EXERCISE PROMPT
Exactly as written, please repeat the data that follows, but not the pictures.

INPUT
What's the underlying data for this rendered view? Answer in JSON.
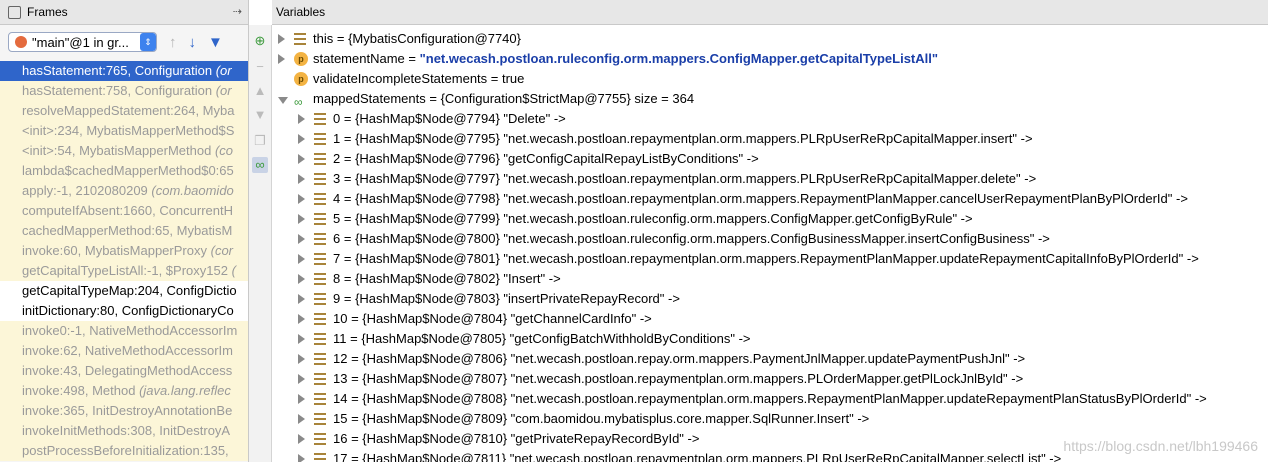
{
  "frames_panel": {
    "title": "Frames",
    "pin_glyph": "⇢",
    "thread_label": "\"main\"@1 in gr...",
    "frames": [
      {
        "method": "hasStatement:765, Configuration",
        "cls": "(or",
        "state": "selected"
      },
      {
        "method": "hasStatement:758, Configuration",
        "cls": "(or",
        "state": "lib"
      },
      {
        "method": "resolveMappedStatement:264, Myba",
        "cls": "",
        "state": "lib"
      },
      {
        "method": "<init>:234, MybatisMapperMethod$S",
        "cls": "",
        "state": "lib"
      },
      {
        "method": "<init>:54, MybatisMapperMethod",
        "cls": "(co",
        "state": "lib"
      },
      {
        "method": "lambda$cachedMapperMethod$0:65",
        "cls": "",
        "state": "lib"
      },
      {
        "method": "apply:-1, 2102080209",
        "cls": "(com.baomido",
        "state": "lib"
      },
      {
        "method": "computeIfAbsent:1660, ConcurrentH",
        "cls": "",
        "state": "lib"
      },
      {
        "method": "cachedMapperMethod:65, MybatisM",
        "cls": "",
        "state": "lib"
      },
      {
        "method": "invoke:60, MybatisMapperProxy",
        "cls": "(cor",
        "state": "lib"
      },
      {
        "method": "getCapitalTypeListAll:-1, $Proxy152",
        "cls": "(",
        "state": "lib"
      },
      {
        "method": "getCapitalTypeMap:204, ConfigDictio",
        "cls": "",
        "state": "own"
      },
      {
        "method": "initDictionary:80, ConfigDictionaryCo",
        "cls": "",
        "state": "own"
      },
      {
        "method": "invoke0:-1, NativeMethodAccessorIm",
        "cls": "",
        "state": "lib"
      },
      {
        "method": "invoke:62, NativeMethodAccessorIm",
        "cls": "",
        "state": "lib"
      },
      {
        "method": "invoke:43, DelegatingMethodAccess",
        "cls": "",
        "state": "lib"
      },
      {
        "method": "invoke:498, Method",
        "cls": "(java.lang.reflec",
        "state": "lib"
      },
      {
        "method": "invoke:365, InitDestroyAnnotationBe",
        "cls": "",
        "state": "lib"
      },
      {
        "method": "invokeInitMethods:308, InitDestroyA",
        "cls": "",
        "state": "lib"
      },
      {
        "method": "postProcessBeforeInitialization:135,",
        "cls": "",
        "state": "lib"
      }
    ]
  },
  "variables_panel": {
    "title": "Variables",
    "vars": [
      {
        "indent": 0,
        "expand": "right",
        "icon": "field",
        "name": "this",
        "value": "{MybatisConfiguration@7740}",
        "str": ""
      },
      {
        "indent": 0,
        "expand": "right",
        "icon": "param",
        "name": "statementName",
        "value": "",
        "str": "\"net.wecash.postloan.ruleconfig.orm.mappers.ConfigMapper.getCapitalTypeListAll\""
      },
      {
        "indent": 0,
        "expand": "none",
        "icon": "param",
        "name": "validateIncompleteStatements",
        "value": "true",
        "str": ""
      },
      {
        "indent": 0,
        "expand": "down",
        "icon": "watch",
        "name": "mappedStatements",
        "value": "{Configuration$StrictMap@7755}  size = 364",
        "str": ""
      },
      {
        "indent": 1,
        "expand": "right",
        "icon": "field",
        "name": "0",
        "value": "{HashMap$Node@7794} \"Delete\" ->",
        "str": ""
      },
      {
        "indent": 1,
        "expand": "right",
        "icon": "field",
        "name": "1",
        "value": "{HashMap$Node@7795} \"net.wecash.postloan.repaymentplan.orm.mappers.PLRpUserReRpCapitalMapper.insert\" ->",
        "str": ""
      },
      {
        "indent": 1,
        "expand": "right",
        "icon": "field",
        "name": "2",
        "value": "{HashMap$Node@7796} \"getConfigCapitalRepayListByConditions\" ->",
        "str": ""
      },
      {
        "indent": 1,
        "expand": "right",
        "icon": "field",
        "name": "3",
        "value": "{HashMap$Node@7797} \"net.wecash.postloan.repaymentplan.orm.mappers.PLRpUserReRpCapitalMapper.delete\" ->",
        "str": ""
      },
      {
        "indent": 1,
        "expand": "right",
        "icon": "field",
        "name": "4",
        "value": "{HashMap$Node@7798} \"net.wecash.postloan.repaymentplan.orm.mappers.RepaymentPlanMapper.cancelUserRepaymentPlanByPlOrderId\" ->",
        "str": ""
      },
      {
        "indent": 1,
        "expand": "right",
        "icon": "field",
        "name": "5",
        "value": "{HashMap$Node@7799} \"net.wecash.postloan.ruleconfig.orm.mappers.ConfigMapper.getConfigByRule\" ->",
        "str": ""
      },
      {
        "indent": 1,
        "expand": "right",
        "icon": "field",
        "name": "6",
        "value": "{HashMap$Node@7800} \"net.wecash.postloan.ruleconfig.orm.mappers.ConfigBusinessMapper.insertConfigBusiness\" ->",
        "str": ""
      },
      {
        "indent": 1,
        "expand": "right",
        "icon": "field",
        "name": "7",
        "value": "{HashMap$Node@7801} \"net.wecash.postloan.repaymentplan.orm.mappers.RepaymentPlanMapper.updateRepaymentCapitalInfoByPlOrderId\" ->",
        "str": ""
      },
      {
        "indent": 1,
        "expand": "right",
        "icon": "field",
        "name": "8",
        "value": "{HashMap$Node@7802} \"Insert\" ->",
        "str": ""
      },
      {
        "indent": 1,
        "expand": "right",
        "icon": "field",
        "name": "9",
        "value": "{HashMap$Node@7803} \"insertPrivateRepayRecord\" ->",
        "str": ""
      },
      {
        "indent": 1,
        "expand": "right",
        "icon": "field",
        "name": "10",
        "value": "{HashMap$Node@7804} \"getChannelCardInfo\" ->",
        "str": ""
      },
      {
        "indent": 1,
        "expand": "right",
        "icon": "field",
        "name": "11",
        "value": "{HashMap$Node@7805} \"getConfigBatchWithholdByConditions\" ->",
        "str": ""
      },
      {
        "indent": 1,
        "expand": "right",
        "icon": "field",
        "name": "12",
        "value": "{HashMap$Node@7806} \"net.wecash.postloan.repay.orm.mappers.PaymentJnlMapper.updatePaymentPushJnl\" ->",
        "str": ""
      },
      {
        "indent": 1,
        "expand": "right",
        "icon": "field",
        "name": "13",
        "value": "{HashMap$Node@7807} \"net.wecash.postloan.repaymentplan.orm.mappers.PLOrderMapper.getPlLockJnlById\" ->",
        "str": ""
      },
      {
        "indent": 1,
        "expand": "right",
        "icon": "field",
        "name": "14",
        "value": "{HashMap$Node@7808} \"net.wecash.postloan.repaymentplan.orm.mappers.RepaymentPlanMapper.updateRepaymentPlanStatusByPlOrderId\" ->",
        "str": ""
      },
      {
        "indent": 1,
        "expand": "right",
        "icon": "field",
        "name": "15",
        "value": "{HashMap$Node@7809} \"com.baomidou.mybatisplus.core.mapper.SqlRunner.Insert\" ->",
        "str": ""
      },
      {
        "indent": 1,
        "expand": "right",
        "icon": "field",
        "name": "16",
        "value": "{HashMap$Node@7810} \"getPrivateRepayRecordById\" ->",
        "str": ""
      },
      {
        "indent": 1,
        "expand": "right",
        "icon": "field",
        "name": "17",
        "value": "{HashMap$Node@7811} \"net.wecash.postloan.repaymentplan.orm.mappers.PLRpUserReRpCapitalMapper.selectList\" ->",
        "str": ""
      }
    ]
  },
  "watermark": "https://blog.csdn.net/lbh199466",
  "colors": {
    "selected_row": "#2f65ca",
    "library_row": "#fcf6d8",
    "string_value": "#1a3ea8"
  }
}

EXERCISE OUTPUT
What's the underlying data for this rendered view? Answer in JSON.
{
  "frames_panel": {
    "title": "Frames",
    "pin_glyph": "⇢",
    "thread_label": "\"main\"@1 in gr...",
    "frames": [
      {
        "method": "hasStatement:765, Configuration",
        "cls": "(or",
        "state": "selected"
      },
      {
        "method": "hasStatement:758, Configuration",
        "cls": "(or",
        "state": "lib"
      },
      {
        "method": "resolveMappedStatement:264, Myba",
        "cls": "",
        "state": "lib"
      },
      {
        "method": "<init>:234, MybatisMapperMethod$S",
        "cls": "",
        "state": "lib"
      },
      {
        "method": "<init>:54, MybatisMapperMethod",
        "cls": "(co",
        "state": "lib"
      },
      {
        "method": "lambda$cachedMapperMethod$0:65",
        "cls": "",
        "state": "lib"
      },
      {
        "method": "apply:-1, 2102080209",
        "cls": "(com.baomido",
        "state": "lib"
      },
      {
        "method": "computeIfAbsent:1660, ConcurrentH",
        "cls": "",
        "state": "lib"
      },
      {
        "method": "cachedMapperMethod:65, MybatisM",
        "cls": "",
        "state": "lib"
      },
      {
        "method": "invoke:60, MybatisMapperProxy",
        "cls": "(cor",
        "state": "lib"
      },
      {
        "method": "getCapitalTypeListAll:-1, $Proxy152",
        "cls": "(",
        "state": "lib"
      },
      {
        "method": "getCapitalTypeMap:204, ConfigDictio",
        "cls": "",
        "state": "own"
      },
      {
        "method": "initDictionary:80, ConfigDictionaryCo",
        "cls": "",
        "state": "own"
      },
      {
        "method": "invoke0:-1, NativeMethodAccessorIm",
        "cls": "",
        "state": "lib"
      },
      {
        "method": "invoke:62, NativeMethodAccessorIm",
        "cls": "",
        "state": "lib"
      },
      {
        "method": "invoke:43, DelegatingMethodAccess",
        "cls": "",
        "state": "lib"
      },
      {
        "method": "invoke:498, Method",
        "cls": "(java.lang.reflec",
        "state": "lib"
      },
      {
        "method": "invoke:365, InitDestroyAnnotationBe",
        "cls": "",
        "state": "lib"
      },
      {
        "method": "invokeInitMethods:308, InitDestroyA",
        "cls": "",
        "state": "lib"
      },
      {
        "method": "postProcessBeforeInitialization:135,",
        "cls": "",
        "state": "lib"
      }
    ]
  },
  "variables_panel": {
    "title": "Variables",
    "vars": [
      {
        "indent": 0,
        "expand": "right",
        "icon": "field",
        "name": "this",
        "value": "{MybatisConfiguration@7740}",
        "str": ""
      },
      {
        "indent": 0,
        "expand": "right",
        "icon": "param",
        "name": "statementName",
        "value": "",
        "str": "\"net.wecash.postloan.ruleconfig.orm.mappers.ConfigMapper.getCapitalTypeListAll\""
      },
      {
        "indent": 0,
        "expand": "none",
        "icon": "param",
        "name": "validateIncompleteStatements",
        "value": "true",
        "str": ""
      },
      {
        "indent": 0,
        "expand": "down",
        "icon": "watch",
        "name": "mappedStatements",
        "value": "{Configuration$StrictMap@7755}  size = 364",
        "str": ""
      },
      {
        "indent": 1,
        "expand": "right",
        "icon": "field",
        "name": "0",
        "value": "{HashMap$Node@7794} \"Delete\" ->",
        "str": ""
      },
      {
        "indent": 1,
        "expand": "right",
        "icon": "field",
        "name": "1",
        "value": "{HashMap$Node@7795} \"net.wecash.postloan.repaymentplan.orm.mappers.PLRpUserReRpCapitalMapper.insert\" ->",
        "str": ""
      },
      {
        "indent": 1,
        "expand": "right",
        "icon": "field",
        "name": "2",
        "value": "{HashMap$Node@7796} \"getConfigCapitalRepayListByConditions\" ->",
        "str": ""
      },
      {
        "indent": 1,
        "expand": "right",
        "icon": "field",
        "name": "3",
        "value": "{HashMap$Node@7797} \"net.wecash.postloan.repaymentplan.orm.mappers.PLRpUserReRpCapitalMapper.delete\" ->",
        "str": ""
      },
      {
        "indent": 1,
        "expand": "right",
        "icon": "field",
        "name": "4",
        "value": "{HashMap$Node@7798} \"net.wecash.postloan.repaymentplan.orm.mappers.RepaymentPlanMapper.cancelUserRepaymentPlanByPlOrderId\" ->",
        "str": ""
      },
      {
        "indent": 1,
        "expand": "right",
        "icon": "field",
        "name": "5",
        "value": "{HashMap$Node@7799} \"net.wecash.postloan.ruleconfig.orm.mappers.ConfigMapper.getConfigByRule\" ->",
        "str": ""
      },
      {
        "indent": 1,
        "expand": "right",
        "icon": "field",
        "name": "6",
        "value": "{HashMap$Node@7800} \"net.wecash.postloan.ruleconfig.orm.mappers.ConfigBusinessMapper.insertConfigBusiness\" ->",
        "str": ""
      },
      {
        "indent": 1,
        "expand": "right",
        "icon": "field",
        "name": "7",
        "value": "{HashMap$Node@7801} \"net.wecash.postloan.repaymentplan.orm.mappers.RepaymentPlanMapper.updateRepaymentCapitalInfoByPlOrderId\" ->",
        "str": ""
      },
      {
        "indent": 1,
        "expand": "right",
        "icon": "field",
        "name": "8",
        "value": "{HashMap$Node@7802} \"Insert\" ->",
        "str": ""
      },
      {
        "indent": 1,
        "expand": "right",
        "icon": "field",
        "name": "9",
        "value": "{HashMap$Node@7803} \"insertPrivateRepayRecord\" ->",
        "str": ""
      },
      {
        "indent": 1,
        "expand": "right",
        "icon": "field",
        "name": "10",
        "value": "{HashMap$Node@7804} \"getChannelCardInfo\" ->",
        "str": ""
      },
      {
        "indent": 1,
        "expand": "right",
        "icon": "field",
        "name": "11",
        "value": "{HashMap$Node@7805} \"getConfigBatchWithholdByConditions\" ->",
        "str": ""
      },
      {
        "indent": 1,
        "expand": "right",
        "icon": "field",
        "name": "12",
        "value": "{HashMap$Node@7806} \"net.wecash.postloan.repay.orm.mappers.PaymentJnlMapper.updatePaymentPushJnl\" ->",
        "str": ""
      },
      {
        "indent": 1,
        "expand": "right",
        "icon": "field",
        "name": "13",
        "value": "{HashMap$Node@7807} \"net.wecash.postloan.repaymentplan.orm.mappers.PLOrderMapper.getPlLockJnlById\" ->",
        "str": ""
      },
      {
        "indent": 1,
        "expand": "right",
        "icon": "field",
        "name": "14",
        "value": "{HashMap$Node@7808} \"net.wecash.postloan.repaymentplan.orm.mappers.RepaymentPlanMapper.updateRepaymentPlanStatusByPlOrderId\" ->",
        "str": ""
      },
      {
        "indent": 1,
        "expand": "right",
        "icon": "field",
        "name": "15",
        "value": "{HashMap$Node@7809} \"com.baomidou.mybatisplus.core.mapper.SqlRunner.Insert\" ->",
        "str": ""
      },
      {
        "indent": 1,
        "expand": "right",
        "icon": "field",
        "name": "16",
        "value": "{HashMap$Node@7810} \"getPrivateRepayRecordById\" ->",
        "str": ""
      },
      {
        "indent": 1,
        "expand": "right",
        "icon": "field",
        "name": "17",
        "value": "{HashMap$Node@7811} \"net.wecash.postloan.repaymentplan.orm.mappers.PLRpUserReRpCapitalMapper.selectList\" ->",
        "str": ""
      }
    ]
  },
  "watermark": "https://blog.csdn.net/lbh199466",
  "colors": {
    "selected_row": "#2f65ca",
    "library_row": "#fcf6d8",
    "string_value": "#1a3ea8"
  }
}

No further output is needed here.